[Task input]
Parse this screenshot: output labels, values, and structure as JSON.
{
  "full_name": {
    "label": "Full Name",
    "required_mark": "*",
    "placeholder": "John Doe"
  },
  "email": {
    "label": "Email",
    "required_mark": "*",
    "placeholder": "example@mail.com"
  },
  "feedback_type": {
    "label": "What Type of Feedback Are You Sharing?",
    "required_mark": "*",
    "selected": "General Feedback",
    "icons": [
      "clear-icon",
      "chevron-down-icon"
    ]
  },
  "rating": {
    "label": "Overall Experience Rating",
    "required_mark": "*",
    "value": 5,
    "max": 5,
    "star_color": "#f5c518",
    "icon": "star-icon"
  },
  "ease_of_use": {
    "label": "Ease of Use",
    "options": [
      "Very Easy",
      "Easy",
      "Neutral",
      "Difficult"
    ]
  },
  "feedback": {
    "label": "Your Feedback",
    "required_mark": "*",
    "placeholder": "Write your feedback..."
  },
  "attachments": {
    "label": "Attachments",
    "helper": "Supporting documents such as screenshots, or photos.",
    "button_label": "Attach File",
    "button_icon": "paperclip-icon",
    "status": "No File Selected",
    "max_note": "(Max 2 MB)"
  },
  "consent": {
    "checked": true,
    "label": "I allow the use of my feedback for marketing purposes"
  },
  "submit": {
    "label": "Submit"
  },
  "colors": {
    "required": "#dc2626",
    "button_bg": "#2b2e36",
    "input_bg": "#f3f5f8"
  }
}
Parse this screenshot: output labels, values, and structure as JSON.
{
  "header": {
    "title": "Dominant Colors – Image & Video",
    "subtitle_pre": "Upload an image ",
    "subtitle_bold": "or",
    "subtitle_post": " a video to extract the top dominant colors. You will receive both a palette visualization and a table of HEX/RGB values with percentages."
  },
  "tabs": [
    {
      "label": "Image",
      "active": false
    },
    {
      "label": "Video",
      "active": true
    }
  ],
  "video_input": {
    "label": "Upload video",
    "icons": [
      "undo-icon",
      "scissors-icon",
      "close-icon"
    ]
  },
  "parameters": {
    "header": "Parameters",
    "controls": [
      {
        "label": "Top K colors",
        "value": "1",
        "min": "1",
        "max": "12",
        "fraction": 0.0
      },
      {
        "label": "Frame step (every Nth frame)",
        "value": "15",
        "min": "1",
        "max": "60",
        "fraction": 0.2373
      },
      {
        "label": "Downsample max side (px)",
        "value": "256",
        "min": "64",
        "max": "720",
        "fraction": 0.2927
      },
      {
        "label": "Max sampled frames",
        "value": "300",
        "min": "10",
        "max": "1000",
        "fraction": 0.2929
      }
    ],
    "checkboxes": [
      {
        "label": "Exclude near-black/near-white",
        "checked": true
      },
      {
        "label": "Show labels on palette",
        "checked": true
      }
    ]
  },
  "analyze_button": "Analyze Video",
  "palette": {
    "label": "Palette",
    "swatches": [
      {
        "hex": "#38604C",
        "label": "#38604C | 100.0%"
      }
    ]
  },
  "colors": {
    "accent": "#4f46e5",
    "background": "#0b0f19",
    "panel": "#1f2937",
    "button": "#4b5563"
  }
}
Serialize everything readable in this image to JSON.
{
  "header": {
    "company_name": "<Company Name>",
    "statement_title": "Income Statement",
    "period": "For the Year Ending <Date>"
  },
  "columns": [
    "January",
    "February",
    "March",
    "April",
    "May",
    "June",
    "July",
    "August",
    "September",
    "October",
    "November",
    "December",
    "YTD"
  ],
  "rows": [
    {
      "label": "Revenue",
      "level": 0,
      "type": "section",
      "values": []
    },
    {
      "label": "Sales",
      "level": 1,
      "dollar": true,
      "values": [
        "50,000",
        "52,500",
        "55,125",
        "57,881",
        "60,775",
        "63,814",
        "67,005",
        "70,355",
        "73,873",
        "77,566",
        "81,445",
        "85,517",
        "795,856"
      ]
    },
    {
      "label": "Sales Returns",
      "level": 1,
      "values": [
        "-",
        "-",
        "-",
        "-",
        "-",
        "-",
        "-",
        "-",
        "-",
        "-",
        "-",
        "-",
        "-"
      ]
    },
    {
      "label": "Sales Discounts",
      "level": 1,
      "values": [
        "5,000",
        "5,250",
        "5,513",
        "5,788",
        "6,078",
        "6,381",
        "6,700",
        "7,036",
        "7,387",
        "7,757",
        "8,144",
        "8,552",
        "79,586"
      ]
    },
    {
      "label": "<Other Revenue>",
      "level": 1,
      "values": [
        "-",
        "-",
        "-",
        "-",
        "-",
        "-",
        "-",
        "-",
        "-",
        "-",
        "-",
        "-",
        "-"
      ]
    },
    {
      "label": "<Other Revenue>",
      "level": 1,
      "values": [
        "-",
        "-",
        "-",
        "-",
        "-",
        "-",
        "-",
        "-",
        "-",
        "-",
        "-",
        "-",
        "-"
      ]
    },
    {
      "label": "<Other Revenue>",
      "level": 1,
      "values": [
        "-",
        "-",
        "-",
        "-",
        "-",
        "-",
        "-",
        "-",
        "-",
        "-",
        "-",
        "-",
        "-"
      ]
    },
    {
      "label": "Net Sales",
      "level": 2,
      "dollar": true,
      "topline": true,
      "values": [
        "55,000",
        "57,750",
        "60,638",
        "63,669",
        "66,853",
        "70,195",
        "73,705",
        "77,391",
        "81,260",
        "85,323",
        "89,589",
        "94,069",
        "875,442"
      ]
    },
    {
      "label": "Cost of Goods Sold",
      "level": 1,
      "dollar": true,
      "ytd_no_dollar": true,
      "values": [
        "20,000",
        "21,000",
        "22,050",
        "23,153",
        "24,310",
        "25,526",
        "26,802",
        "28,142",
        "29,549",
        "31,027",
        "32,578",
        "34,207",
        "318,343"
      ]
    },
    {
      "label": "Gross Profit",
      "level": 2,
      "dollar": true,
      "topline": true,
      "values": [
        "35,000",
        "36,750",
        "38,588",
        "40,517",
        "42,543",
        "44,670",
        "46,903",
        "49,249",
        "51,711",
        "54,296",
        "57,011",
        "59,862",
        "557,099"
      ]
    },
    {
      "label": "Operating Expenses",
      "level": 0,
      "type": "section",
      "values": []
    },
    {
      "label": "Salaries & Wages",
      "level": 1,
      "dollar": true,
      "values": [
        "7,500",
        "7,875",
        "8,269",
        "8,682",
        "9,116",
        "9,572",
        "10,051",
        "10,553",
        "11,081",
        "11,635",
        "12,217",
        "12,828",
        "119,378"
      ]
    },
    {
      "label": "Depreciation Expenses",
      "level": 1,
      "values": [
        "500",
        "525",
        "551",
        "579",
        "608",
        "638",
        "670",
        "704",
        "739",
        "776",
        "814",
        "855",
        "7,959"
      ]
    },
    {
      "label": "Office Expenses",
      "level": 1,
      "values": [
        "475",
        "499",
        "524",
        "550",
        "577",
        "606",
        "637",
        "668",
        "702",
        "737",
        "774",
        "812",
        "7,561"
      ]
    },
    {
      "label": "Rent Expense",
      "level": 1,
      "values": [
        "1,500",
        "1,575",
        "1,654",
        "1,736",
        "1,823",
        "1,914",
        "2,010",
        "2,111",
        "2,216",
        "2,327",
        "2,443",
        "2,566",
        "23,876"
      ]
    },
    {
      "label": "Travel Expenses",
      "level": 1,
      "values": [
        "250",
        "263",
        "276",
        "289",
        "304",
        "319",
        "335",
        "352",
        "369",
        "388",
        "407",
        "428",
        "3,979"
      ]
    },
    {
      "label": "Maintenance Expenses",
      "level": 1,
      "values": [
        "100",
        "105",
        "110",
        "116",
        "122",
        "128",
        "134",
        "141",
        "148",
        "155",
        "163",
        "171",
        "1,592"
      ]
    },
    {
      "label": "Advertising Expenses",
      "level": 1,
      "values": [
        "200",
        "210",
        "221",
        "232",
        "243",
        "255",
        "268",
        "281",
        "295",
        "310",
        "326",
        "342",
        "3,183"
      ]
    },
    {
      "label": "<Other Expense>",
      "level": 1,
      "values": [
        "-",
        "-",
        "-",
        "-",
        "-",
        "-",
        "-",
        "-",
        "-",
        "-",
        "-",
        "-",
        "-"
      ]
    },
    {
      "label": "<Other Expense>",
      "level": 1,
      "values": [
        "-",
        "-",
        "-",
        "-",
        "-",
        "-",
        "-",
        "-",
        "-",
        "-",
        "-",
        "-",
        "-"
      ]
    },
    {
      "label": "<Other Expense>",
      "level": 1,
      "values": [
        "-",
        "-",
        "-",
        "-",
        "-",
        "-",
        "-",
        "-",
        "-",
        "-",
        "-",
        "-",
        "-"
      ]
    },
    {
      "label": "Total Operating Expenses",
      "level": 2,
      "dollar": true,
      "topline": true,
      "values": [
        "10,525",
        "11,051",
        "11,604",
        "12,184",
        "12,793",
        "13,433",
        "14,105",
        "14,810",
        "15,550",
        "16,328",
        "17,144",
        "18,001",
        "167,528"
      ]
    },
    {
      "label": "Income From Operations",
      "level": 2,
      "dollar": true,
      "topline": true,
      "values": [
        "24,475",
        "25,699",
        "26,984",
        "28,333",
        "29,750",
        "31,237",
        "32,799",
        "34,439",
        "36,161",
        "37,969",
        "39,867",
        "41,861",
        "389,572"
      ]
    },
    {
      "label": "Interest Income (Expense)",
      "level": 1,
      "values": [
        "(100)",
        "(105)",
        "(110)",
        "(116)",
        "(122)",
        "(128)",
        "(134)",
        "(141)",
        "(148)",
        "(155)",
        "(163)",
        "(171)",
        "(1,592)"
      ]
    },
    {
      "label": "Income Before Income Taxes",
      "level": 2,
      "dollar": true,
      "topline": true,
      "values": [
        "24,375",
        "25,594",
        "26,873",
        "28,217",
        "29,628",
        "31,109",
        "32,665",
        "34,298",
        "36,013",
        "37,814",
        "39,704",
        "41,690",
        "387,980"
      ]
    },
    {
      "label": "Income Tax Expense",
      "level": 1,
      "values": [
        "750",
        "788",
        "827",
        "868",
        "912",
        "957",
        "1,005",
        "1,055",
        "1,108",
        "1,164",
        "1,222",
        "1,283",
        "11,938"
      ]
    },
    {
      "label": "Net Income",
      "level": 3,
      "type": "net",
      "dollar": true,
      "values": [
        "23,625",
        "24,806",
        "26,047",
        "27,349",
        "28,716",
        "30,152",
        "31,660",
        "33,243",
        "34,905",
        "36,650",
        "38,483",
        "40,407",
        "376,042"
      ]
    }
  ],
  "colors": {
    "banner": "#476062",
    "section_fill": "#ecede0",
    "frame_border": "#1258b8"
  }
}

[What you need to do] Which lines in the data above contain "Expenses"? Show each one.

[Expected answer]
      "label": "Operating Expenses",
      "label": "Depreciation Expenses",
      "label": "Office Expenses",
      "label": "Travel Expenses",
      "label": "Maintenance Expenses",
      "label": "Advertising Expenses",
      "label": "Total Operating Expenses",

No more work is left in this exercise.